What you return must be the lines of the data that hold the word "Кроме".

-=-=-=-=-

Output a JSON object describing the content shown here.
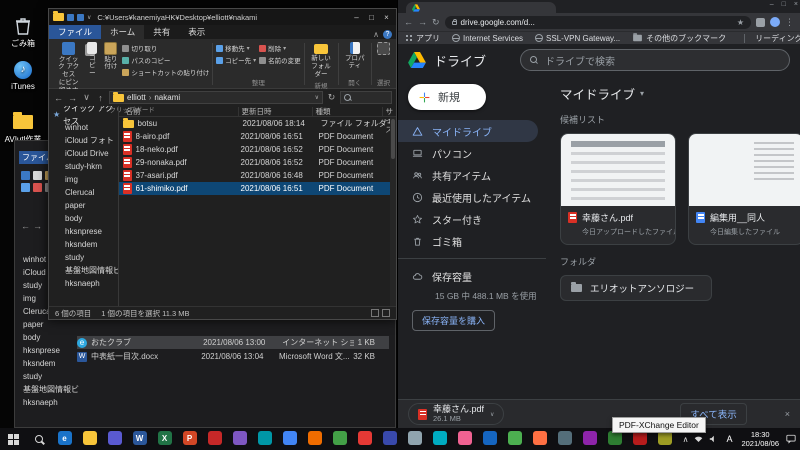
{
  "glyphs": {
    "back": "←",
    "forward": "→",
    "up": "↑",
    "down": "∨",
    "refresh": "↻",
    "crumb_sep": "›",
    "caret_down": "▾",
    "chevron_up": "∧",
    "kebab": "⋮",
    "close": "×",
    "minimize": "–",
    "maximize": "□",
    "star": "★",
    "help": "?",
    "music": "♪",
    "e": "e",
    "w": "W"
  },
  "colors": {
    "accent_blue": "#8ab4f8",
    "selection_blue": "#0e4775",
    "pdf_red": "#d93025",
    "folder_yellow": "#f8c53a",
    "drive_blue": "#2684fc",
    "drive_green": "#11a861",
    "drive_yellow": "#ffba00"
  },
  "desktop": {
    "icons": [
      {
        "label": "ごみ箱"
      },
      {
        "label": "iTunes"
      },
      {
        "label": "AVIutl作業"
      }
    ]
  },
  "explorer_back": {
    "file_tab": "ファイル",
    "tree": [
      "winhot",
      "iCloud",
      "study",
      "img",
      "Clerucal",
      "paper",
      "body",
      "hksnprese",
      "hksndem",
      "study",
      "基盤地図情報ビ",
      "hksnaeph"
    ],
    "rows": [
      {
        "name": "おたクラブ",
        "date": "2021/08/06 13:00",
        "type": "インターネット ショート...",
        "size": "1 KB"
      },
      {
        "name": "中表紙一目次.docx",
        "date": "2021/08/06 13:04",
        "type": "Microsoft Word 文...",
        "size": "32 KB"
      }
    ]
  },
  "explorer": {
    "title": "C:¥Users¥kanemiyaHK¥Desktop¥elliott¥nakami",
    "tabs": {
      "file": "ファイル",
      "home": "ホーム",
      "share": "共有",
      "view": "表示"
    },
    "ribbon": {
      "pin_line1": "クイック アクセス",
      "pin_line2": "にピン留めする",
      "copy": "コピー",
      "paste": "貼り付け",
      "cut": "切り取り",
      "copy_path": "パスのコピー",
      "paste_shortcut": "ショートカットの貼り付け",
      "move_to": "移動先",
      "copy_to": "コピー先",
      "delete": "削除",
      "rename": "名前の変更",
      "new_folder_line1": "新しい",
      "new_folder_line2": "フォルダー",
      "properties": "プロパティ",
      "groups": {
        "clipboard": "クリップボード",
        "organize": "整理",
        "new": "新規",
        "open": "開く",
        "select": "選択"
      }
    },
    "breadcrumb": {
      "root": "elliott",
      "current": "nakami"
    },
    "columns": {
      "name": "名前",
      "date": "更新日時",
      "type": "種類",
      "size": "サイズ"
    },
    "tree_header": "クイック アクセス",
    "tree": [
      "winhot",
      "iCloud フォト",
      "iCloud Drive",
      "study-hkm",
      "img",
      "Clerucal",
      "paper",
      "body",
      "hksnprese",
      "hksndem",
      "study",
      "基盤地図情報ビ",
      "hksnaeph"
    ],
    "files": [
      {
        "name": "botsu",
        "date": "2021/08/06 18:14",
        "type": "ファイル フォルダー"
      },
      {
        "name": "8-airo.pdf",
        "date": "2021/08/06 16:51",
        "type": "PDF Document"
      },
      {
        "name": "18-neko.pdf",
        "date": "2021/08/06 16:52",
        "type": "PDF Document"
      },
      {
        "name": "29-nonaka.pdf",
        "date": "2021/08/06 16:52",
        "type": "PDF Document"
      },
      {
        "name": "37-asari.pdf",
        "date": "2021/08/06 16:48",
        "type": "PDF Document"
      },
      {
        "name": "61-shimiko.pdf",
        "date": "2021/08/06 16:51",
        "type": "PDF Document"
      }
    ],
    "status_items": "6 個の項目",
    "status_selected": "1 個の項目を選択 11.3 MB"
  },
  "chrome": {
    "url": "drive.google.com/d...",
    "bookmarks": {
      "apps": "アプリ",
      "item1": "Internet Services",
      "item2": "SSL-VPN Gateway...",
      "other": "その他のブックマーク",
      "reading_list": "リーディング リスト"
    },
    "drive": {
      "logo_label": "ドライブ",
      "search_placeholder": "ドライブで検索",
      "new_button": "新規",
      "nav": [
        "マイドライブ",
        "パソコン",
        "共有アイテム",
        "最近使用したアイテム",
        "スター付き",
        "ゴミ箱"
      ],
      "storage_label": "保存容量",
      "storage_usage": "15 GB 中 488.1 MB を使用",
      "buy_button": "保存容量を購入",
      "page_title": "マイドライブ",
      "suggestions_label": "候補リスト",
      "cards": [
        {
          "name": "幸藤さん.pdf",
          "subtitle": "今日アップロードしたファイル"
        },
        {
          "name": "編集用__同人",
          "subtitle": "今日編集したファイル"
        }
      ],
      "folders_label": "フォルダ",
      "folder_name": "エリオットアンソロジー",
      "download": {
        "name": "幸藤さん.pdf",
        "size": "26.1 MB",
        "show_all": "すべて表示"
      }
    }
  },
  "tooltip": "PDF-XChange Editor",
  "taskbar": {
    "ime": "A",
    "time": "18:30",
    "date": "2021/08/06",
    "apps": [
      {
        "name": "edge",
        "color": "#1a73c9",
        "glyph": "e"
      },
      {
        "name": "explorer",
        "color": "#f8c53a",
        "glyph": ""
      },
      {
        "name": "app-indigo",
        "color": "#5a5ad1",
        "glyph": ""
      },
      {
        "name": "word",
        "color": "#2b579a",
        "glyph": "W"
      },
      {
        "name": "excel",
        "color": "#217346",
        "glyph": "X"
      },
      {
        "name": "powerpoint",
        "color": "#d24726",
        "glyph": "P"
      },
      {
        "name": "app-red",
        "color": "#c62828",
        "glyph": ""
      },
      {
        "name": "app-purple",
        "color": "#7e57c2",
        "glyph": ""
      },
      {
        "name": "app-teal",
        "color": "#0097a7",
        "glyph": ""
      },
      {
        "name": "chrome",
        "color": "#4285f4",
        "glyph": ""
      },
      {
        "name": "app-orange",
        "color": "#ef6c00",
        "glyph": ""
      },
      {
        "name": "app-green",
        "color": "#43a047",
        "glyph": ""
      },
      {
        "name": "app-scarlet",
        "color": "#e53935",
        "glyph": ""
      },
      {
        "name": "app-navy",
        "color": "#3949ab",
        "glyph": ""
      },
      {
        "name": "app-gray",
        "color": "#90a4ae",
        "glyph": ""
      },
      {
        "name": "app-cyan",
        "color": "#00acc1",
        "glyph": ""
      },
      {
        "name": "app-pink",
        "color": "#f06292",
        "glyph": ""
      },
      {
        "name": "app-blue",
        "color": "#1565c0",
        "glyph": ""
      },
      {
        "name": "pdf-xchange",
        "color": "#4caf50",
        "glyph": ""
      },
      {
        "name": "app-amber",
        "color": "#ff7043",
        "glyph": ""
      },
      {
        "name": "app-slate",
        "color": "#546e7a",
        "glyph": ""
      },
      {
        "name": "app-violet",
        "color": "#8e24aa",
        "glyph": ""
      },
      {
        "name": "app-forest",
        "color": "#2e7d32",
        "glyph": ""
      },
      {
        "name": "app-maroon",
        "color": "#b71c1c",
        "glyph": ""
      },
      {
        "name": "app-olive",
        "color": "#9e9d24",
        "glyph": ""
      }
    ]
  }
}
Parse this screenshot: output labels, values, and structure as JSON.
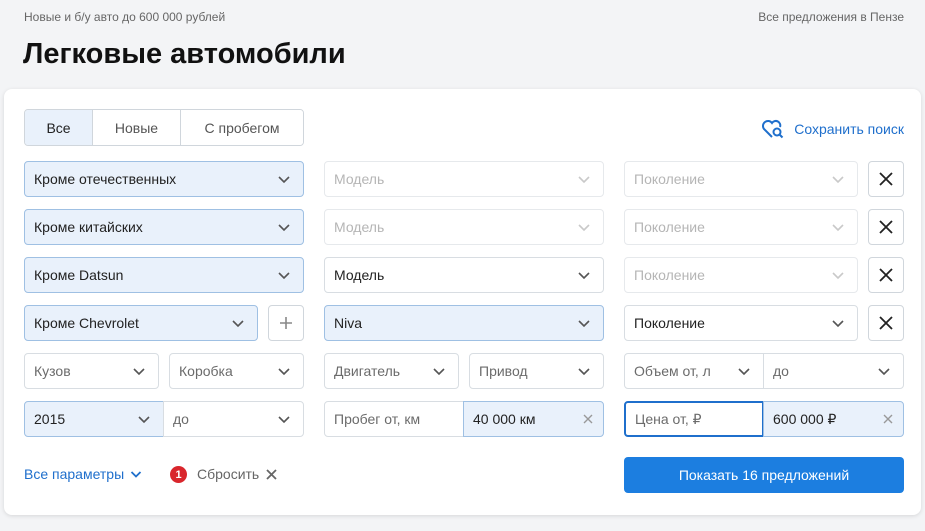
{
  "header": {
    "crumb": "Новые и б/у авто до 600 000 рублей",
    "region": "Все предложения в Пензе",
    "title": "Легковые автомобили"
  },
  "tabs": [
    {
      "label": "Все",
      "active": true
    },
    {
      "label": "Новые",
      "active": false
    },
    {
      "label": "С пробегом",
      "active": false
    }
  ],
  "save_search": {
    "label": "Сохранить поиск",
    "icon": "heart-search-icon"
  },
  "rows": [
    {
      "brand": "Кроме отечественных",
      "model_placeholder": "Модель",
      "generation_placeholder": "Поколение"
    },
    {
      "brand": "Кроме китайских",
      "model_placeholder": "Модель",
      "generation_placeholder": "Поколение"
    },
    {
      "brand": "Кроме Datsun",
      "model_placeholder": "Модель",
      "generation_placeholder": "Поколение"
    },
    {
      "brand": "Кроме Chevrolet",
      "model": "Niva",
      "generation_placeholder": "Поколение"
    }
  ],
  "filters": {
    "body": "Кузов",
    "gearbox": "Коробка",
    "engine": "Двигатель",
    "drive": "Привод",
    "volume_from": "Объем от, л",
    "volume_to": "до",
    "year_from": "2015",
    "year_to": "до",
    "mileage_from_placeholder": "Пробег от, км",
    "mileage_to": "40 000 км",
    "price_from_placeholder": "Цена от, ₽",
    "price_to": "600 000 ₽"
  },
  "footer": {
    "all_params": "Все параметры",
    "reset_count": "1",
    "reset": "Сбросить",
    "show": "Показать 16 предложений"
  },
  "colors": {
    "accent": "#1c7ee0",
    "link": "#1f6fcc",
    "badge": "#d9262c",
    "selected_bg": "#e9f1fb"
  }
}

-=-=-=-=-

> _REPLY TO THE EXERCISE_
      "brand": "Кроме отечественных",
      "brand": "Кроме китайских",
      "brand": "Кроме Datsun",
      "brand": "Кроме Chevrolet",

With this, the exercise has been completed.